I could say that it all felt like a kind of death and like being in hell, but I'd also have to say that it felt like I was dying from being too much alive; dying because I could see and dying because I could breathe - but those are not the right words. Maybe that's the reason that I put myself in that place time and again, because in that place there are no words, and because it was something that I could never tell anyone about, because it wasn't just some cheap shit to be passed from hand to hand, it felt like being finally alive for the first time ever and everything else before that was like being a dead man.

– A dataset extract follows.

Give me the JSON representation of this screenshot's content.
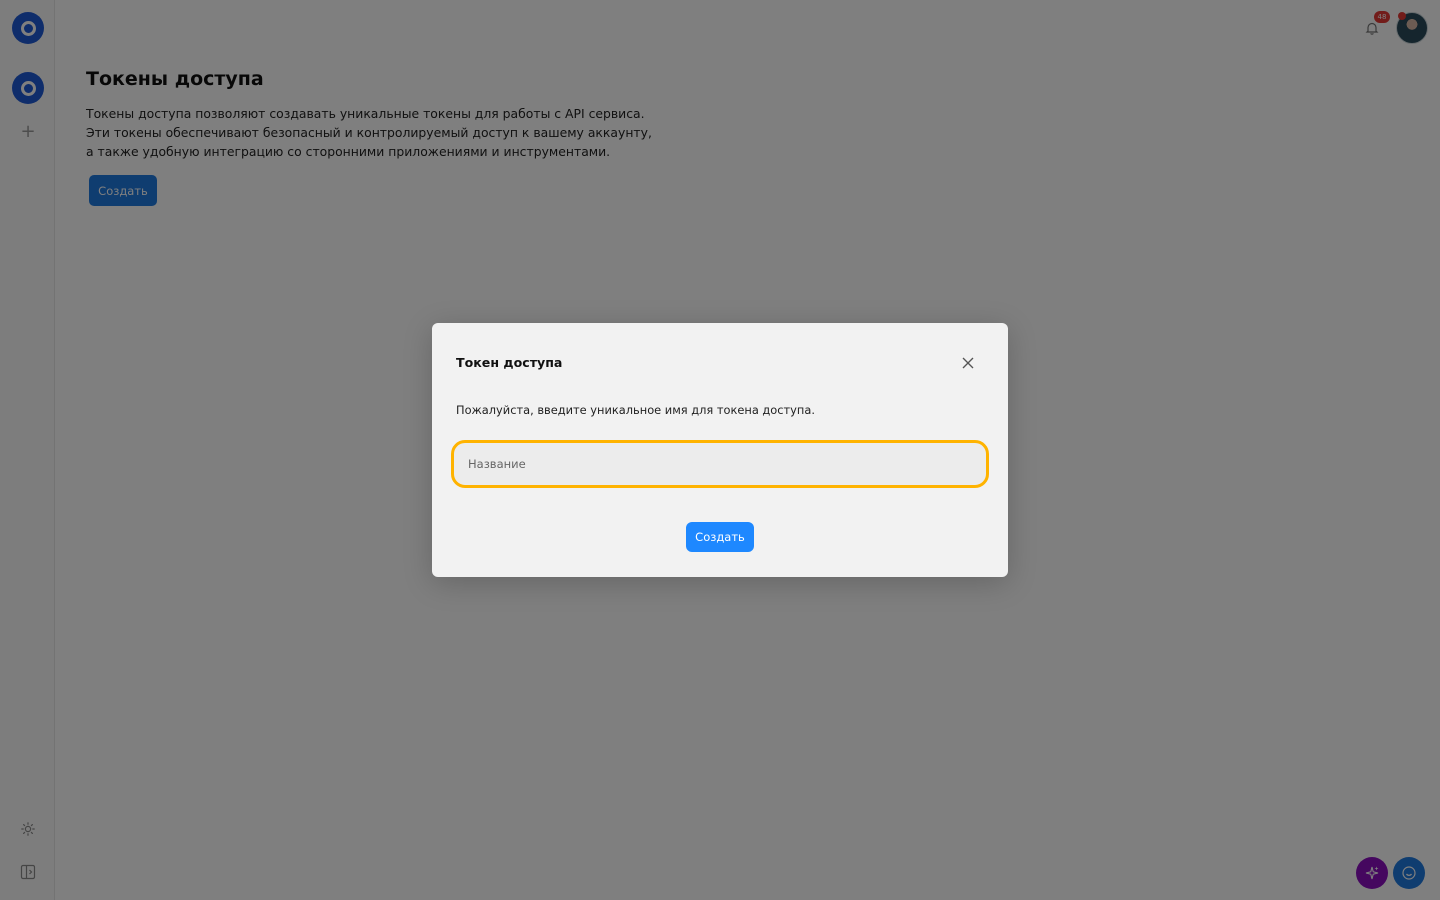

One day I was alone with my father and I watched him knock a round hole in the thick wall at the back of our house, watched him put a window in that wasn't there before. He put a stained glass window into the hole that he had made; black leaded lines that held small pieces of ruby, emerald and clear crystal glass in a circular, geometric pattern. I might have been five years old - but it's hard to remember. I knew that my mother was in hospital but I don't remember the reason for her being there.